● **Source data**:
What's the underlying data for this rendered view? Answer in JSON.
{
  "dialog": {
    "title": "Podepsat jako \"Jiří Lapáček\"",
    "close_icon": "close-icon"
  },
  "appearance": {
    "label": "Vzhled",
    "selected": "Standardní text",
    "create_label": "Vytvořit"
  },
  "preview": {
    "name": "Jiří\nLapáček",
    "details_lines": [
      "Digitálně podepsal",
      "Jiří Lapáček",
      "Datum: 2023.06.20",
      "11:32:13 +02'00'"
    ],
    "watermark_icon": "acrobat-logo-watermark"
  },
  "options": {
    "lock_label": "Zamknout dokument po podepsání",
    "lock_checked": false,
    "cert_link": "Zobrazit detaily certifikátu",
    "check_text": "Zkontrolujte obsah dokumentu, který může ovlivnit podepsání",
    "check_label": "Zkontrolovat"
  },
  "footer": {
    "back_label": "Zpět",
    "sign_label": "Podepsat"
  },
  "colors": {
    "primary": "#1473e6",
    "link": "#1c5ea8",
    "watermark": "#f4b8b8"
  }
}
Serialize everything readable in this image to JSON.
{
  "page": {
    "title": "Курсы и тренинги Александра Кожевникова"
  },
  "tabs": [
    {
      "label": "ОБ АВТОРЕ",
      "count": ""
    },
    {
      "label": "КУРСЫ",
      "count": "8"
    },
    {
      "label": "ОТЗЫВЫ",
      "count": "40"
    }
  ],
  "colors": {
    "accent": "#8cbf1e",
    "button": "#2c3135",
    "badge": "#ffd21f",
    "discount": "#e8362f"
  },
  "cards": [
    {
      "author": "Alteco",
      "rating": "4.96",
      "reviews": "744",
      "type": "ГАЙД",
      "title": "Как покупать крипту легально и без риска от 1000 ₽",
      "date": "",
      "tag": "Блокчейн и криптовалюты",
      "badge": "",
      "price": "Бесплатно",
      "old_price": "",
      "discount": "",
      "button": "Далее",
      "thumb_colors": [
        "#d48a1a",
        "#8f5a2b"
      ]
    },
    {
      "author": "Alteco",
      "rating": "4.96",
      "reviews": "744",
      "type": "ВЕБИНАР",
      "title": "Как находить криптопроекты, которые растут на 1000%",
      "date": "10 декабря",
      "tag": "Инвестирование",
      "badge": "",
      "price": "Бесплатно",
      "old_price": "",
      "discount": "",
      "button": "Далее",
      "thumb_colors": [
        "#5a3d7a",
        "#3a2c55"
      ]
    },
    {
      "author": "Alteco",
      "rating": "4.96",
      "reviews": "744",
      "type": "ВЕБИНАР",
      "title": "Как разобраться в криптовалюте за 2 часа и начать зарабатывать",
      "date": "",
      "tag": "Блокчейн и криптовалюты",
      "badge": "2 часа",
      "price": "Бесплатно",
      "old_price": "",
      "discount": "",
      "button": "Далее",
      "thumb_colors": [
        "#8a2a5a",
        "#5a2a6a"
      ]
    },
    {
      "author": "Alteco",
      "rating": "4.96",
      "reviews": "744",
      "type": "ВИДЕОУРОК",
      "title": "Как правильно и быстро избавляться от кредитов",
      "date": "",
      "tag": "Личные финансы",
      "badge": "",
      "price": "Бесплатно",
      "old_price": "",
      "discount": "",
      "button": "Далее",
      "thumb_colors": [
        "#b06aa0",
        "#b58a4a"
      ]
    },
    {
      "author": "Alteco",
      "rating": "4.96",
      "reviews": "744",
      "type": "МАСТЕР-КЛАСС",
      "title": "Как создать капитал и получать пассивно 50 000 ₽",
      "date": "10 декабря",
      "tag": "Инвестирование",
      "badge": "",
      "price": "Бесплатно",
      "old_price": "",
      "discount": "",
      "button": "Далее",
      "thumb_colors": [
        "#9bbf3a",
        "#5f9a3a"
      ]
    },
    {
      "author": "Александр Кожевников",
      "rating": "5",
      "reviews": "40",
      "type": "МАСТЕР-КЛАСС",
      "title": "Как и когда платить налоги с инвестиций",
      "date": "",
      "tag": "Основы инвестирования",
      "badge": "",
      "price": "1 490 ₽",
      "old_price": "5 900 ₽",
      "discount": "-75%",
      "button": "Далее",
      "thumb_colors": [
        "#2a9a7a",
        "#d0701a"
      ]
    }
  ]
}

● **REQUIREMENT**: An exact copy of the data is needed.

● **RESPONSE FOR THIS EXERCISE**:
What's the underlying data for this rendered view? Answer in JSON.
{
  "dialog": {
    "title": "Podepsat jako \"Jiří Lapáček\"",
    "close_icon": "close-icon"
  },
  "appearance": {
    "label": "Vzhled",
    "selected": "Standardní text",
    "create_label": "Vytvořit"
  },
  "preview": {
    "name": "Jiří\nLapáček",
    "details_lines": [
      "Digitálně podepsal",
      "Jiří Lapáček",
      "Datum: 2023.06.20",
      "11:32:13 +02'00'"
    ],
    "watermark_icon": "acrobat-logo-watermark"
  },
  "options": {
    "lock_label": "Zamknout dokument po podepsání",
    "lock_checked": false,
    "cert_link": "Zobrazit detaily certifikátu",
    "check_text": "Zkontrolujte obsah dokumentu, který může ovlivnit podepsání",
    "check_label": "Zkontrolovat"
  },
  "footer": {
    "back_label": "Zpět",
    "sign_label": "Podepsat"
  },
  "colors": {
    "primary": "#1473e6",
    "link": "#1c5ea8",
    "watermark": "#f4b8b8"
  }
}
Serialize everything readable in this image to JSON.
{
  "page": {
    "title": "Курсы и тренинги Александра Кожевникова"
  },
  "tabs": [
    {
      "label": "ОБ АВТОРЕ",
      "count": ""
    },
    {
      "label": "КУРСЫ",
      "count": "8"
    },
    {
      "label": "ОТЗЫВЫ",
      "count": "40"
    }
  ],
  "colors": {
    "accent": "#8cbf1e",
    "button": "#2c3135",
    "badge": "#ffd21f",
    "discount": "#e8362f"
  },
  "cards": [
    {
      "author": "Alteco",
      "rating": "4.96",
      "reviews": "744",
      "type": "ГАЙД",
      "title": "Как покупать крипту легально и без риска от 1000 ₽",
      "date": "",
      "tag": "Блокчейн и криптовалюты",
      "badge": "",
      "price": "Бесплатно",
      "old_price": "",
      "discount": "",
      "button": "Далее",
      "thumb_colors": [
        "#d48a1a",
        "#8f5a2b"
      ]
    },
    {
      "author": "Alteco",
      "rating": "4.96",
      "reviews": "744",
      "type": "ВЕБИНАР",
      "title": "Как находить криптопроекты, которые растут на 1000%",
      "date": "10 декабря",
      "tag": "Инвестирование",
      "badge": "",
      "price": "Бесплатно",
      "old_price": "",
      "discount": "",
      "button": "Далее",
      "thumb_colors": [
        "#5a3d7a",
        "#3a2c55"
      ]
    },
    {
      "author": "Alteco",
      "rating": "4.96",
      "reviews": "744",
      "type": "ВЕБИНАР",
      "title": "Как разобраться в криптовалюте за 2 часа и начать зарабатывать",
      "date": "",
      "tag": "Блокчейн и криптовалюты",
      "badge": "2 часа",
      "price": "Бесплатно",
      "old_price": "",
      "discount": "",
      "button": "Далее",
      "thumb_colors": [
        "#8a2a5a",
        "#5a2a6a"
      ]
    },
    {
      "author": "Alteco",
      "rating": "4.96",
      "reviews": "744",
      "type": "ВИДЕОУРОК",
      "title": "Как правильно и быстро избавляться от кредитов",
      "date": "",
      "tag": "Личные финансы",
      "badge": "",
      "price": "Бесплатно",
      "old_price": "",
      "discount": "",
      "button": "Далее",
      "thumb_colors": [
        "#b06aa0",
        "#b58a4a"
      ]
    },
    {
      "author": "Alteco",
      "rating": "4.96",
      "reviews": "744",
      "type": "МАСТЕР-КЛАСС",
      "title": "Как создать капитал и получать пассивно 50 000 ₽",
      "date": "10 декабря",
      "tag": "Инвестирование",
      "badge": "",
      "price": "Бесплатно",
      "old_price": "",
      "discount": "",
      "button": "Далее",
      "thumb_colors": [
        "#9bbf3a",
        "#5f9a3a"
      ]
    },
    {
      "author": "Александр Кожевников",
      "rating": "5",
      "reviews": "40",
      "type": "МАСТЕР-КЛАСС",
      "title": "Как и когда платить налоги с инвестиций",
      "date": "",
      "tag": "Основы инвестирования",
      "badge": "",
      "price": "1 490 ₽",
      "old_price": "5 900 ₽",
      "discount": "-75%",
      "button": "Далее",
      "thumb_colors": [
        "#2a9a7a",
        "#d0701a"
      ]
    }
  ]
}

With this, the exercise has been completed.